      var exec = require('child_process').exec;
      console.log('Before');
      exec('ls -al', function(err, stdout, stderr) {
        if (err) {
          console.log('child process exited with error code', err.code);
          return;
        }
        console.log(stdout);
      });
      console.log('After');
      
    2. execute another file from parent.js

      var exec = require('child_process').exec;
      
      console.log('Before: ' + new Date().getSeconds() );
      
      exec('node child.js', function(err, stdout, stderr) {
          console.log('stdout:\n', stdout);
      });
      
      console.log('After: ' + new Date().getSeconds() );
      

      calling the file child.js

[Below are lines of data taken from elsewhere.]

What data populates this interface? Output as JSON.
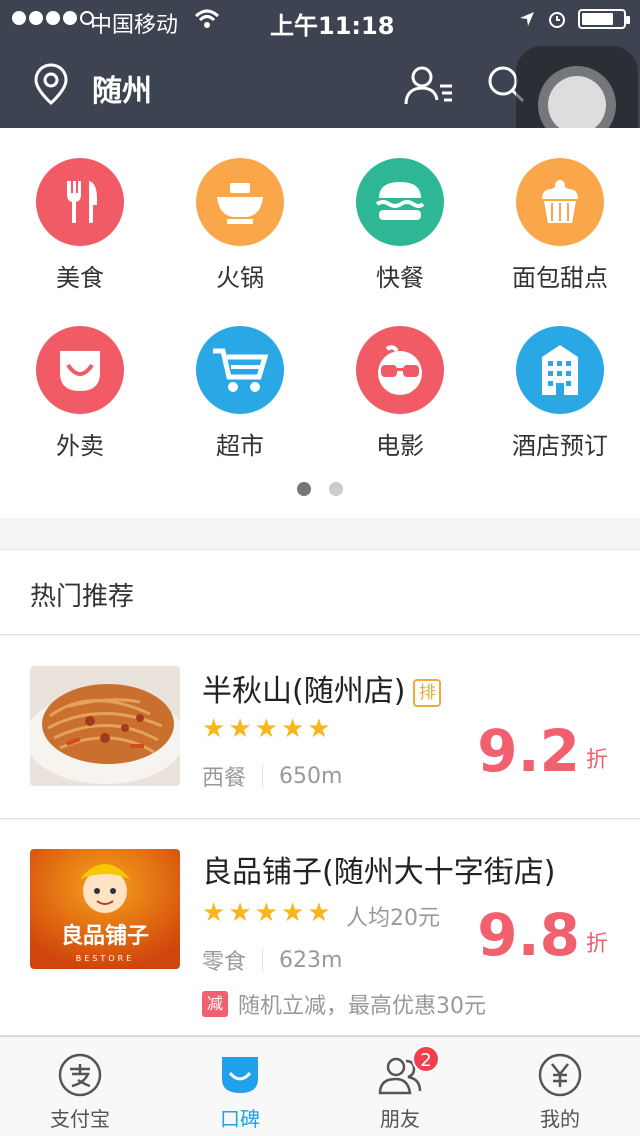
{
  "status_bar": {
    "carrier": "中国移动",
    "time": "上午11:18"
  },
  "header": {
    "city": "随州"
  },
  "categories": [
    {
      "label": "美食",
      "color": "#f15b65",
      "icon": "fork-knife-icon"
    },
    {
      "label": "火锅",
      "color": "#f9a74a",
      "icon": "hotpot-icon"
    },
    {
      "label": "快餐",
      "color": "#2db794",
      "icon": "burger-icon"
    },
    {
      "label": "面包甜点",
      "color": "#f9a74a",
      "icon": "cupcake-icon"
    },
    {
      "label": "外卖",
      "color": "#f15b65",
      "icon": "smile-bag-icon"
    },
    {
      "label": "超市",
      "color": "#2aa8e6",
      "icon": "cart-icon"
    },
    {
      "label": "电影",
      "color": "#f15b65",
      "icon": "glasses-face-icon"
    },
    {
      "label": "酒店预订",
      "color": "#2aa8e6",
      "icon": "building-icon"
    }
  ],
  "section": {
    "title": "热门推荐"
  },
  "items": [
    {
      "name": "半秋山(随州店)",
      "rank_badge": "排",
      "stars": 5,
      "avg_price": "",
      "category": "西餐",
      "distance": "650m",
      "discount": "9.2",
      "discount_unit": "折",
      "promo_tag": "",
      "promo_text": ""
    },
    {
      "name": "良品铺子(随州大十字街店)",
      "rank_badge": "",
      "stars": 5,
      "avg_price": "人均20元",
      "category": "零食",
      "distance": "623m",
      "discount": "9.8",
      "discount_unit": "折",
      "promo_tag": "减",
      "promo_text": "随机立减，最高优惠30元",
      "logo_text": "良品铺子"
    }
  ],
  "tabbar": [
    {
      "label": "支付宝",
      "icon": "alipay-icon",
      "active": false
    },
    {
      "label": "口碑",
      "icon": "koubei-icon",
      "active": true
    },
    {
      "label": "朋友",
      "icon": "friends-icon",
      "active": false,
      "badge": "2"
    },
    {
      "label": "我的",
      "icon": "yuan-icon",
      "active": false
    }
  ]
}
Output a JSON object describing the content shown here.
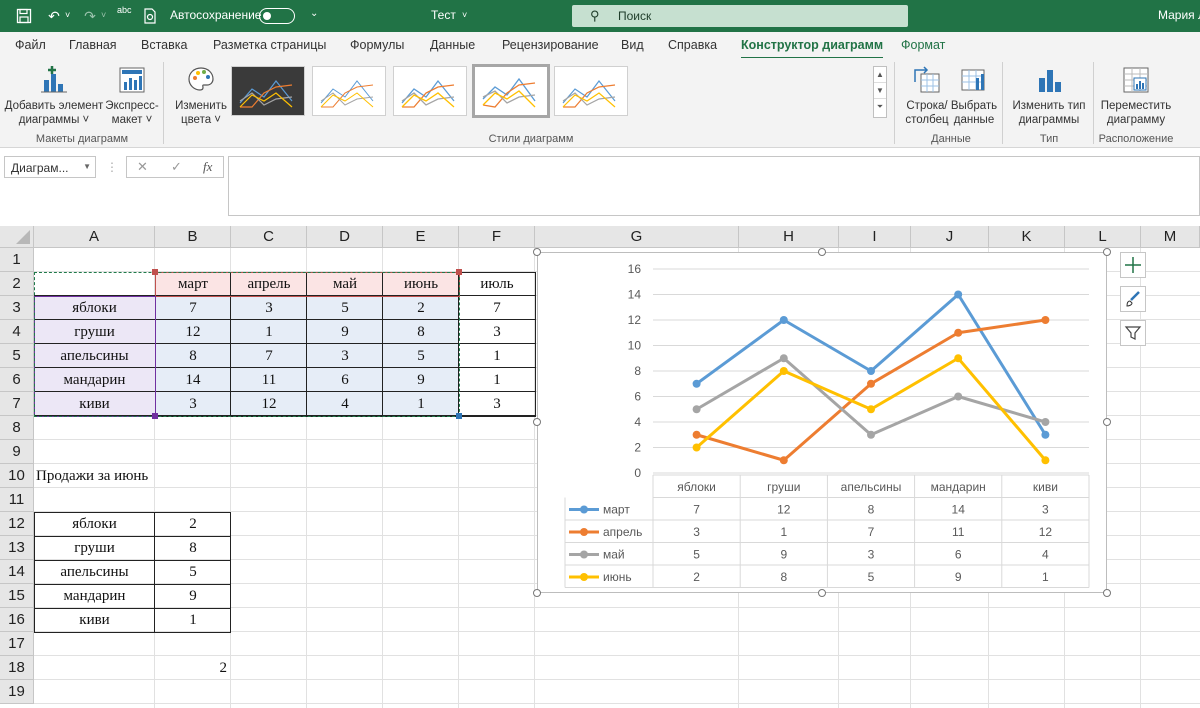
{
  "titlebar": {
    "autosave_label": "Автосохранение",
    "doc_title": "Тест",
    "search_placeholder": "Поиск",
    "user": "Мария Л",
    "spell_icon_label": "abc"
  },
  "tabs": [
    "Файл",
    "Главная",
    "Вставка",
    "Разметка страницы",
    "Формулы",
    "Данные",
    "Рецензирование",
    "Вид",
    "Справка",
    "Конструктор диаграмм",
    "Формат"
  ],
  "active_tab": "Конструктор диаграмм",
  "ribbon": {
    "add_element": "Добавить элемент",
    "add_element_2": "диаграммы ˅",
    "quick_layout": "Экспресс-",
    "quick_layout_2": "макет ˅",
    "change_colors": "Изменить",
    "change_colors_2": "цвета ˅",
    "switch_row_col": "Строка/",
    "switch_row_col_2": "столбец",
    "select_data": "Выбрать",
    "select_data_2": "данные",
    "change_type": "Изменить тип",
    "change_type_2": "диаграммы",
    "move_chart": "Переместить",
    "move_chart_2": "диаграмму",
    "groups": {
      "layouts": "Макеты диаграмм",
      "styles": "Стили диаграмм",
      "data": "Данные",
      "type": "Тип",
      "location": "Расположение"
    }
  },
  "formula_bar": {
    "name_box": "Диаграм...",
    "fx": "fx",
    "cancel": "✕",
    "enter": "✓"
  },
  "columns": [
    "A",
    "B",
    "C",
    "D",
    "E",
    "F",
    "G",
    "H",
    "I",
    "J",
    "K",
    "L",
    "M"
  ],
  "rows": [
    "1",
    "2",
    "3",
    "4",
    "5",
    "6",
    "7",
    "8",
    "9",
    "10",
    "11",
    "12",
    "13",
    "14",
    "15",
    "16",
    "17",
    "18",
    "19"
  ],
  "table1": {
    "headers": [
      "март",
      "апрель",
      "май",
      "июнь",
      "июль"
    ],
    "rows": [
      {
        "fruit": "яблоки",
        "values": [
          "7",
          "3",
          "5",
          "2",
          "7"
        ]
      },
      {
        "fruit": "груши",
        "values": [
          "12",
          "1",
          "9",
          "8",
          "3"
        ]
      },
      {
        "fruit": "апельсины",
        "values": [
          "8",
          "7",
          "3",
          "5",
          "1"
        ]
      },
      {
        "fruit": "мандарин",
        "values": [
          "14",
          "11",
          "6",
          "9",
          "1"
        ]
      },
      {
        "fruit": "киви",
        "values": [
          "3",
          "12",
          "4",
          "1",
          "3"
        ]
      }
    ]
  },
  "june_title": "Продажи за июнь",
  "table2": [
    {
      "fruit": "яблоки",
      "value": "2"
    },
    {
      "fruit": "груши",
      "value": "8"
    },
    {
      "fruit": "апельсины",
      "value": "5"
    },
    {
      "fruit": "мандарин",
      "value": "9"
    },
    {
      "fruit": "киви",
      "value": "1"
    }
  ],
  "cell_b18": "2",
  "colors": {
    "excel_green": "#217346",
    "march": "#5b9bd5",
    "april": "#ed7d31",
    "may": "#a5a5a5",
    "june": "#ffc000"
  },
  "chart_data": {
    "type": "line",
    "categories": [
      "яблоки",
      "груши",
      "апельсины",
      "мандарин",
      "киви"
    ],
    "series": [
      {
        "name": "март",
        "values": [
          7,
          12,
          8,
          14,
          3
        ],
        "color": "#5b9bd5"
      },
      {
        "name": "апрель",
        "values": [
          3,
          1,
          7,
          11,
          12
        ],
        "color": "#ed7d31"
      },
      {
        "name": "май",
        "values": [
          5,
          9,
          3,
          6,
          4
        ],
        "color": "#a5a5a5"
      },
      {
        "name": "июнь",
        "values": [
          2,
          8,
          5,
          9,
          1
        ],
        "color": "#ffc000"
      }
    ],
    "ylim": [
      0,
      16
    ],
    "yticks": [
      "0",
      "2",
      "4",
      "6",
      "8",
      "10",
      "12",
      "14",
      "16"
    ],
    "data_table": true,
    "legend": "data-table"
  }
}
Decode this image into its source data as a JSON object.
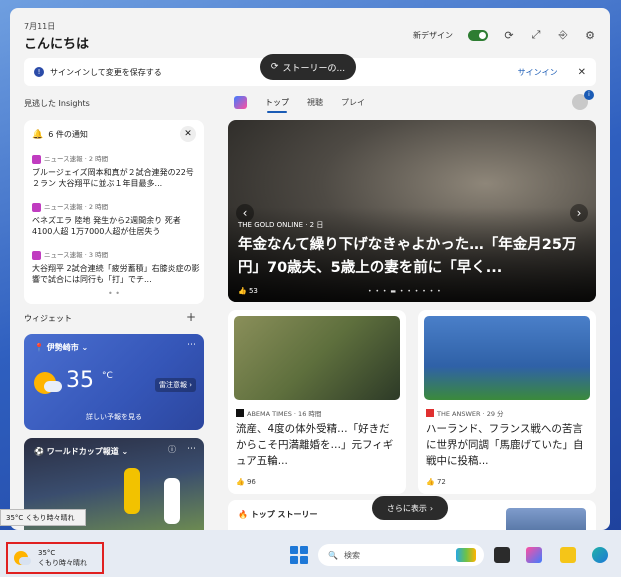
{
  "header": {
    "date": "7月11日",
    "greeting": "こんにちは",
    "new_design_label": "新デザイン",
    "new_design_on": true
  },
  "story_button": {
    "label": "ストーリーの..."
  },
  "signin_bar": {
    "message": "サインインして変更を保存する",
    "signin_label": "サインイン"
  },
  "insights": {
    "title": "見逃した Insights"
  },
  "notifications": {
    "title": "6 件の通知",
    "items": [
      {
        "source": "ニュース速報 · 2 時間",
        "text": "ブルージェイズ岡本和真が２試合連発の22号２ラン 大谷翔平に並ぶ１年目最多..."
      },
      {
        "source": "ニュース速報 · 2 時間",
        "text": "ベネズエラ 陸地 発生から2週間余り 死者4100人超 1万7000人超が住居失う"
      },
      {
        "source": "ニュース速報 · 3 時間",
        "text": "大谷翔平 2試合連続「疲労蓄積」右膝炎症の影響で試合には同行も「打」でチ..."
      }
    ],
    "dots": "• •"
  },
  "widgets": {
    "title": "ウィジェット",
    "weather": {
      "location": "伊勢崎市",
      "temperature": "35",
      "unit": "°C",
      "alert": "雷注意報",
      "link": "詳しい予報を見る"
    },
    "worldcup": {
      "title": "ワールドカップ報道"
    }
  },
  "tabs": [
    {
      "label": "トップ",
      "active": true
    },
    {
      "label": "視聴",
      "active": false
    },
    {
      "label": "プレイ",
      "active": false
    }
  ],
  "hero": {
    "source": "THE GOLD ONLINE · 2 日",
    "title": "年金なんて繰り下げなきゃよかった…「年金月25万円」70歳夫、5歳上の妻を前に「早く...",
    "likes": "53"
  },
  "cards": [
    {
      "source": "ABEMA TIMES · 16 時間",
      "title": "流産、4度の体外受精…「好きだからこそ円満離婚を…」元フィギュア五輪...",
      "likes": "96"
    },
    {
      "source": "THE ANSWER · 29 分",
      "title": "ハーランド、フランス戦への苦言に世界が同調「馬鹿げていた」自戦中に投稿...",
      "likes": "72"
    }
  ],
  "top_stories": {
    "title": "トップ ストーリー"
  },
  "more_button": {
    "label": "さらに表示"
  },
  "tooltip": {
    "text": "35°C くもり時々晴れ"
  },
  "taskbar": {
    "weather_temp": "35°C",
    "weather_desc": "くもり時々晴れ",
    "search_placeholder": "検索"
  }
}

      setTimeout(function() {
        console.log("Timeout in 1s: " + new Date().getSeconds() );
      }, 1000);
      

5. networking - a simple tcp chat

a simple tcp chat server based on Ryan Dahl's TCP Chat server

var server = require('net').createServer(),
  sockets = [];

server.on('connection', function(socket) {

  console.log('got a new connection');
  sockets.push(socket);

  socket.on('data', function(data) {
    console.log('got data:', data);
    sockets.forEach(function(otherSocket) {

      if (otherSocket !== socket) { // prevents echo
        otherSocket.write(data);
      }
    });
  });

  socket.on('close', function() {
    console.log('connection closed');
    var index = sockets.indexOf(socket);
    sockets.splice(index, 1);
  });

});

server.on('error', function(err) {
  console.log('Server error:', err.message);
});

server.on('close', function() {
  console.log('Server closed');
});

server.listen(4001);

start the chat server in the command line with node chat.js

open a few connections in command line tabs with nc localhost 4001

More Resources on Node

  1. Node Beginner book
  2. Professional Node and Node Tuts by Pedro
  3. Node Guide by Felix
  4. ExpressJS web application framework for Node

Build Link of this episode

Tech.pro for many web development tutorials